For "Russian Snowplow," the teams also use a Lada, but this time they drive it to a stadium downtown. "Then they must each take a turn operating one of these cumbersome snowplows through a training course to receive their next clue," Phil says, and let me tell you about these snowplows. As a Minnesotan, I know from snow removal, but I've never seen snowplows like this. Instead of tractors or trucks with simple blades affixed to the front, these are highly specialized vehicles. The way they seem to work is that there's a long, shallow ramp that runs alongside the cab. At the base of the ramp, where it meets the pavement in front, there are a pair of whirling arms that are designed to scoop the snow up onto the inclined plane, where a conveyor belt will carry it up the top of the ramp, to presumably be deposited either in a hopper or simply in the snowplow's wake. They look inefficient and ineffectual as hell, unless your goal is to give small children nightmares. In other words, they're like something out of a Terry Gilliam film. But I'm sure they're fun to drive. Not. But I do think it's a little weird that both snowplows and brides are considered "unavoidable" in Siberia. Are there no bachelors there?
The cheerleaders and Margie|Luke agree to go find the snowplows together. "To find the bride, too many steps," Luke signs. They're still getting in their Ladas when Tammy and Victor arrive. Team Family Law is having trouble deciding, so they just go with the first two teams. Tammy interviews that they're not in any kind of alliance. "When we can work together, we try to." We'll soon see that when she says "we can," she means "it is to our advantage." So they decide to stick with the other two teams. However, when Mike and Mel arrive, they decide to go with "Russian Bride." Mike interviews that he picks the Detour based on what seems like more fun. "I'd rather party with virgin brides than snowplows," he says. What a shame that they're mutually exclusive. The three lead cars pull out of the parking lot, Victor burning a little rubber as he goes from the icy lot to the dry street. "Clearly we have no idea how to drive in Russia." In the backseat, Tammy says she can't complain. "He's a whole lot better at driving stick than I am," she laughs, even as he nearly bounces her against the back of his seat. "We don't tend to break the Asian stereotypes very often, sadly," she laughs. Like what, being good at math? What an inscrutable remark.
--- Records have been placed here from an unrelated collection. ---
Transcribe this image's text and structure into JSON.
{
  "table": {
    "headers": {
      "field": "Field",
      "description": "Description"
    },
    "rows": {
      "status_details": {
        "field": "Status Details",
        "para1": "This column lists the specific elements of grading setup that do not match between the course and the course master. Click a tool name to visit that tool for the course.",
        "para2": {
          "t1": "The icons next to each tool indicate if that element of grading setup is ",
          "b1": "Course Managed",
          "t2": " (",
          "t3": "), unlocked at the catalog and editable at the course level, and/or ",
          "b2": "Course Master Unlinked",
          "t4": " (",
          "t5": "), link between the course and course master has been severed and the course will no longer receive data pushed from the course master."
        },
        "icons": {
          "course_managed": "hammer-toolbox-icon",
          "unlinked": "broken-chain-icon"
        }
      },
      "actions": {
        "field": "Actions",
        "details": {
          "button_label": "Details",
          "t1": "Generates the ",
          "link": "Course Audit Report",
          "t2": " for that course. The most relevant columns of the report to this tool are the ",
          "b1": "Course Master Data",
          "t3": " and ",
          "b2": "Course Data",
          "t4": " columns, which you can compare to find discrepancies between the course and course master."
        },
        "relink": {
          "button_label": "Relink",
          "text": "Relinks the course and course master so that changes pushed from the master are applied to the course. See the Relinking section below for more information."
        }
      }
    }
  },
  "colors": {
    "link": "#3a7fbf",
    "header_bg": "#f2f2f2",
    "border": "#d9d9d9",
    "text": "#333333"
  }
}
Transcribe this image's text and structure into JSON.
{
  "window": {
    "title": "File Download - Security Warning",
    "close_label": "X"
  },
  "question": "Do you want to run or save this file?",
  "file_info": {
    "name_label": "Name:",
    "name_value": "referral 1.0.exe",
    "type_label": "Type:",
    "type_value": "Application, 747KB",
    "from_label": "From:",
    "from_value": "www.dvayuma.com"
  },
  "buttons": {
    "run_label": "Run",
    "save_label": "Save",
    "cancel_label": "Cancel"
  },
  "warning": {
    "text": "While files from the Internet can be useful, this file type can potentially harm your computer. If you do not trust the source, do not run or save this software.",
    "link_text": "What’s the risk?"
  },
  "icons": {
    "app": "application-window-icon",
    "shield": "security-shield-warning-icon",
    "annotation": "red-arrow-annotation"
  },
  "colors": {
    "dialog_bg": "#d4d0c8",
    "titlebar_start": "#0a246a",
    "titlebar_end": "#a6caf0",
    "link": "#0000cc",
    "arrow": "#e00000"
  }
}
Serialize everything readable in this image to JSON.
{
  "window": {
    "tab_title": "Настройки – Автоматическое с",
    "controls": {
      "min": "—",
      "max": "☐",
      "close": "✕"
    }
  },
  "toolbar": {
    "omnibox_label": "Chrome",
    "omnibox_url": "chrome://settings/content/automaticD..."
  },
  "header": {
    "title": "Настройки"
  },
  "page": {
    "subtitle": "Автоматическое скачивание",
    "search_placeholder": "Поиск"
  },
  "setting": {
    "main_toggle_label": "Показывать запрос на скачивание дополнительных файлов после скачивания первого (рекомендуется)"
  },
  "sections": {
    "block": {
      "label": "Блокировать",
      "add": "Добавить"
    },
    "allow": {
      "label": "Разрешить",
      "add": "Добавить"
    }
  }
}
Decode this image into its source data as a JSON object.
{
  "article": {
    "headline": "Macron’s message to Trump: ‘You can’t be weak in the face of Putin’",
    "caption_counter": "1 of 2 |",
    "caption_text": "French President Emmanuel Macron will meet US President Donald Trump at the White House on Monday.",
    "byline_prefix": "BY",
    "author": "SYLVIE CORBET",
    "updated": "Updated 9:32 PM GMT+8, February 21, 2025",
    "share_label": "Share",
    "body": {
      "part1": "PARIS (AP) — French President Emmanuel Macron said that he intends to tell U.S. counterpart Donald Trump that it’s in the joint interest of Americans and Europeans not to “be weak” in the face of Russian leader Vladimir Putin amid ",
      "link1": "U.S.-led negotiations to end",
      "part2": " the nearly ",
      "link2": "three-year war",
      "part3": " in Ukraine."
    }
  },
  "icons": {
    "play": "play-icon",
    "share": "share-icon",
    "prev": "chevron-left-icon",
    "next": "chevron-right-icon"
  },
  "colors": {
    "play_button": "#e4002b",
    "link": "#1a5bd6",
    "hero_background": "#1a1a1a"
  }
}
The cheerleaders find a gas station and pull in, with the other two teams driving in behind them. Victor spots a cab driver, and decides to ask him for directions from inside his car while the cheerleaders get out and run up to the cashier window. They're getting nowhere, but Tammy and Victor's cabdriver has pointed them in the right direction, so they take off without bothering to wait for the others. Seeing this, Luke bangs on his and Margie's back window to get Cara and Jaime's attention, as Margie drives off to try to keep up with Team Family Law. For some reason, she seems to think they're all still traveling together. She's just trying to keep the lead car in sight while Luke watches behind them for Cara and Jaime. The cheerleaders get back in the car, annoyed at Victor's play. "They'll follow you until they can find something on their own, and then they'll ditch you," one of them says. Honestly, is that any way for friends to treat each other? Well, of course not, but if we're talking about people competing against each other in a race for a million dollars, that's a different story. Up ahead, Tammy and Victor decide to stop again for directions. Margie, still thinking she's following them for some reason, pulls in behind them, with no idea where Team Go Team is right now. Tammy gets out and starts looking for people to get directions from, but Margie's doing the same from her driver's seat. She gets someone to point them the way along the road. Victor reads that person's gestures in his mirror and tells Tammy to get back in so they can go that way. They take off again, Margie honking her horn for them to wait while Victor just sticks his arm out the window with an insincere, "Sorry." Luke is annoyed. You can tell because he says what he says when he's angry and frustrated, which is, "Daaaaah!" That's perfectly eloquent, but in a post-leg interview, he talks about how annoyed he was with Victor. "We thought he would wait and he didn't wait. Now, Victor and Tammy, we're a little suspicious. We're not sure we want to work with them. Game on," says Margie. Her sense of betrayal lasts all the way through the commercial break, after which she says, "Can't trust Victor, I don't think, any more." Any more? Well, good on her for realizing something that Tammy figured out a long time ago.